WASHINGTON – Today, Congresswoman Jahana Hayes (CT-05), Vice-Ranking Member of the House Education and the Workforce Committee, introduced the School Modernization and Efficient Access to Lunches for Students (MEALS) Act with Congresswoman Ilhan Omar (MN-05), who also serves on the committee. The School MEALS Act will streamline the approval process for students in need of free school meals, increase community eligibility, reduce administrative work and address unpaid meal debt.

“When children are in school, they should be focused on learning, not worrying about how they will eat that day,” said Congresswoman Jahana Hayes (CT-05). “There are so many students who would benefit from free meals but cannot access them because of bureaucratic red tape. The School MEALS Act will streamline direct certification and community eligibility, opening the door to keep students in high-need school districts fed and prepared for success.”

“I’m so proud that Minnesota and 8 other states have taken the critical step of enacting free school meals for all public school students, regardless of family income. Now we must make this a reality for every state in this country.  As someone who has worked in nutrition education and experienced hunger firsthand, I know how important it is that students have access to healthy, nutritious meals at school. In one of the wealthiest nations in the world, we have a moral obligation to ensure no child is turned away from receiving a meal they need but cannot afford,” said Congresswoman Ilhan Omar (MN-05).

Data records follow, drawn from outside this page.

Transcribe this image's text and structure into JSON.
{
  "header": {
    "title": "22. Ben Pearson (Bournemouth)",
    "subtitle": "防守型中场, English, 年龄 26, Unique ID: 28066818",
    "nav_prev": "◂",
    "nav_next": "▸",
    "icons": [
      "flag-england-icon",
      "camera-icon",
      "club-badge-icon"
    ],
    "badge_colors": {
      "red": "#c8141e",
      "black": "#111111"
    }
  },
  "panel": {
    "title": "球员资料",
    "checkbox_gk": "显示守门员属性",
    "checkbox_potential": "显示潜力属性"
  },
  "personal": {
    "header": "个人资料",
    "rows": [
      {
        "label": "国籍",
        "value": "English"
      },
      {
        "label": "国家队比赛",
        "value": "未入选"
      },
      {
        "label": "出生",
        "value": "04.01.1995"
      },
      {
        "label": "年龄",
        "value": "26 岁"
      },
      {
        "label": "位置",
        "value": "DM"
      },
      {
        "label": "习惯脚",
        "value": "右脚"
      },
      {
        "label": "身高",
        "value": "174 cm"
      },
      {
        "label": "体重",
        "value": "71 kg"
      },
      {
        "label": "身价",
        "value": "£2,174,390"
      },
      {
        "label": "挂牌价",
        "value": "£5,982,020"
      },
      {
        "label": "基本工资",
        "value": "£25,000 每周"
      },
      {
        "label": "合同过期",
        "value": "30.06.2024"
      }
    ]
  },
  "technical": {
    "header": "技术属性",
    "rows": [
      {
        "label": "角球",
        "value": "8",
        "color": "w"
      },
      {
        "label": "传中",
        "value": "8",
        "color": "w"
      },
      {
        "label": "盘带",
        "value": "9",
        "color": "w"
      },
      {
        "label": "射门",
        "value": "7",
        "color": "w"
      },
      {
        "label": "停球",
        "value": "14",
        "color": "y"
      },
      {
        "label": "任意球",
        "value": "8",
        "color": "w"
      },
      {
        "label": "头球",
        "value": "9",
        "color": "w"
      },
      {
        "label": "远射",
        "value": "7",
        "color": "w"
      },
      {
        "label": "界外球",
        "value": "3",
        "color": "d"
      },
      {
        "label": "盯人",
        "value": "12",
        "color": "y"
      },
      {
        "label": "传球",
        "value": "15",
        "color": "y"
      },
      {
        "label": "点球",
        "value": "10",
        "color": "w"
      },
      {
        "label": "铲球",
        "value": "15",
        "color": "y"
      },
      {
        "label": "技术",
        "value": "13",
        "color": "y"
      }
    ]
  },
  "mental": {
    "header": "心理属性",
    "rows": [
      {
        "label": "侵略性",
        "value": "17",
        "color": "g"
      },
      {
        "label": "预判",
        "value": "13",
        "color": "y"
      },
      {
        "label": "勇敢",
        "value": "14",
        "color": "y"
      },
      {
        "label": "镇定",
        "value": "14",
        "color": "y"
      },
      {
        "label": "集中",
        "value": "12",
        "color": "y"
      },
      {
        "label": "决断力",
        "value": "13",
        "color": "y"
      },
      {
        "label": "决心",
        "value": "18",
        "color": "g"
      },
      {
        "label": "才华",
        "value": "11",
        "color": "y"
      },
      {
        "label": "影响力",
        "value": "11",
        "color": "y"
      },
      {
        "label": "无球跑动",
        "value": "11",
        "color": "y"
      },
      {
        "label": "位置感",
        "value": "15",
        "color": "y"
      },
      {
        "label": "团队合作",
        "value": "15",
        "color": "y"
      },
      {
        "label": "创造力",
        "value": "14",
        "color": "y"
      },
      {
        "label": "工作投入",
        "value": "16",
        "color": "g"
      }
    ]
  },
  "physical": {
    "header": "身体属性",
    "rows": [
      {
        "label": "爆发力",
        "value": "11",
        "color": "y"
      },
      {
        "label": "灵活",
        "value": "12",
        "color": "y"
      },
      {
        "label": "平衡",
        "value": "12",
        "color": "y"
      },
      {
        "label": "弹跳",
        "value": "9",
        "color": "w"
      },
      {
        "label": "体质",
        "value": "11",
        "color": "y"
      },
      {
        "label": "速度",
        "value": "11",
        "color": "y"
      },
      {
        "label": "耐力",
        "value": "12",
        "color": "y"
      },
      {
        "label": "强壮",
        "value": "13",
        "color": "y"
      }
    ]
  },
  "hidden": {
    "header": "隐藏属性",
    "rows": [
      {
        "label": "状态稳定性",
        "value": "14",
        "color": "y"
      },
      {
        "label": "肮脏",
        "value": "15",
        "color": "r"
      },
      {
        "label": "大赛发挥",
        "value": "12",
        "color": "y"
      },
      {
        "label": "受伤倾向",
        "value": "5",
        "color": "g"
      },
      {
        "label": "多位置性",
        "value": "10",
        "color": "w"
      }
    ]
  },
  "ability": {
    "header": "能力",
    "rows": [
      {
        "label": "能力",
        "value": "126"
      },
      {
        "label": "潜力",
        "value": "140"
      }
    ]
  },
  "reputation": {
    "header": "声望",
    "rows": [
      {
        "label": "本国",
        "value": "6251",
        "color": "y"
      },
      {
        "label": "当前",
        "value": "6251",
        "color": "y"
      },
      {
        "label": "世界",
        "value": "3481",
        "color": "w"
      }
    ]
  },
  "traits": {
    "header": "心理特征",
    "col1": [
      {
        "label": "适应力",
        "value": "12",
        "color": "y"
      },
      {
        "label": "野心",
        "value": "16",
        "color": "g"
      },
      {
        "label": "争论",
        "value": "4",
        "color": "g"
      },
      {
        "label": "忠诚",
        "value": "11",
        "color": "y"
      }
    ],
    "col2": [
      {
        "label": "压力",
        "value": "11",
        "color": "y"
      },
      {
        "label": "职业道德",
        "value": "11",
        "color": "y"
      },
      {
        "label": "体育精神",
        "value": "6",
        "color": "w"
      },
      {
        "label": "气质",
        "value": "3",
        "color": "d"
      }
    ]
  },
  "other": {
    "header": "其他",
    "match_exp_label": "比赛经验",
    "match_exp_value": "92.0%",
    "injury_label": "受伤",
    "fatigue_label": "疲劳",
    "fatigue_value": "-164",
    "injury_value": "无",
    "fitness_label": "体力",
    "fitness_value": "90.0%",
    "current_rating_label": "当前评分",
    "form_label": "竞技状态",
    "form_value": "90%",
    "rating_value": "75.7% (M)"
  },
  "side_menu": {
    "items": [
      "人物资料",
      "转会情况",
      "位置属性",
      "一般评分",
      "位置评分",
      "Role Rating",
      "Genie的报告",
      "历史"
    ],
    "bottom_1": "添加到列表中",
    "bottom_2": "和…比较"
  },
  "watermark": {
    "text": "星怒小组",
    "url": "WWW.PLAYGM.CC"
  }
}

A companion bill will be introduced in the Senate by Senator Bob Casey (D-PA).

“Millions of children are struggling not knowing where their next meal is coming from. When students are hungry in the classroom, their ability to concentrate and academic performance decreases,” said Senator Casey (D-PA). “This School MEALS Act will set our children up for success by taking down the barriers that prevent schools from offering free meals to students and tackling food insecurity.

Direct certification and the Community Eligibility Provision (CEP) are two critical school meal simplification tools that work to ensure the most vulnerable children have access to free school meals. Through direct certification, school districts use data matching procedures to approve eligible students without a school meals application. The Community Eligibility Provision (CEP) allows high-need school districts to offer meals at no charge to all students and eliminates the need for school meal applications.

To ensure all eligible children benefit from direct certification, the School MEALS Act

  • Provides $25 million for Direct Certification Improvements –$22 million in grant funding would support states in improving their direct certification processes and $3 million would support Department of Agriculture technical assistance activities.
  • Designates $2 million to Support the Direct Certification of Native American Children – The legislation sets aside $2 million of the funds provided for improvement grants to assist tribal organizations in establishing mechanisms for direct certification.
  • Expedites Performance Progress – If states do not directly certify at least 95 percent of children living in households receiving Supplemental Nutrition Assistance Program (SNAP) benefits, they must develop a continuous improvement plan (CIP). The legislation would require states to implement their improvement measures within three years.

To strengthen CEP adoption and implementation, the School MEALS Act

  • Eliminates the June 30 CEP Application Deadline– It elects CEP for the upcoming school year. Creating an artificial deadline creates an undue administrative burden and limits the ability of high poverty school districts to adopt the provision.
  • Expands the Eligibility Data Timeframe – Data used to determine eligibility for CEP must come from April 1 of the school year prior to implementing CEP. This legislation would expand this timeframe to the end of the prior school year, giving school districts more time to conduct data matching and gather additional documentation to ensure all identified students are accurately counted.

“The School MEALS Act will make it easier for schools to implement community eligibility and will improve direct certification,” said Luis Guardia, president of the Food Research & Action Center. "This will allow more children to experience the educational and health benefits linked to participating in school meals. We appreciate Congresswoman Hayes' leadership and are very pleased to support this bill.”

“No child should have to learn on an empty stomach. Food insecurity can be found in every community — urban, suburban, and rural — and this crisis is particularly exacerbated in our Black, brown and Indigenous communities. Since the U.S.D.A. universal school meals waivers ended, educators across the country have witnessed an alarming rise in students going hungry,” said NEA President Becky Pringle. “Congress can take a big step towards fixing this crisis by expanding and improving the Community Eligibility Provision that will help provide free school meals to more students. Educators applaud Representative Hayes for leading the way with this legislation that will have a positive and lasting impact on students across the country.”

Full text of the bill can be found here.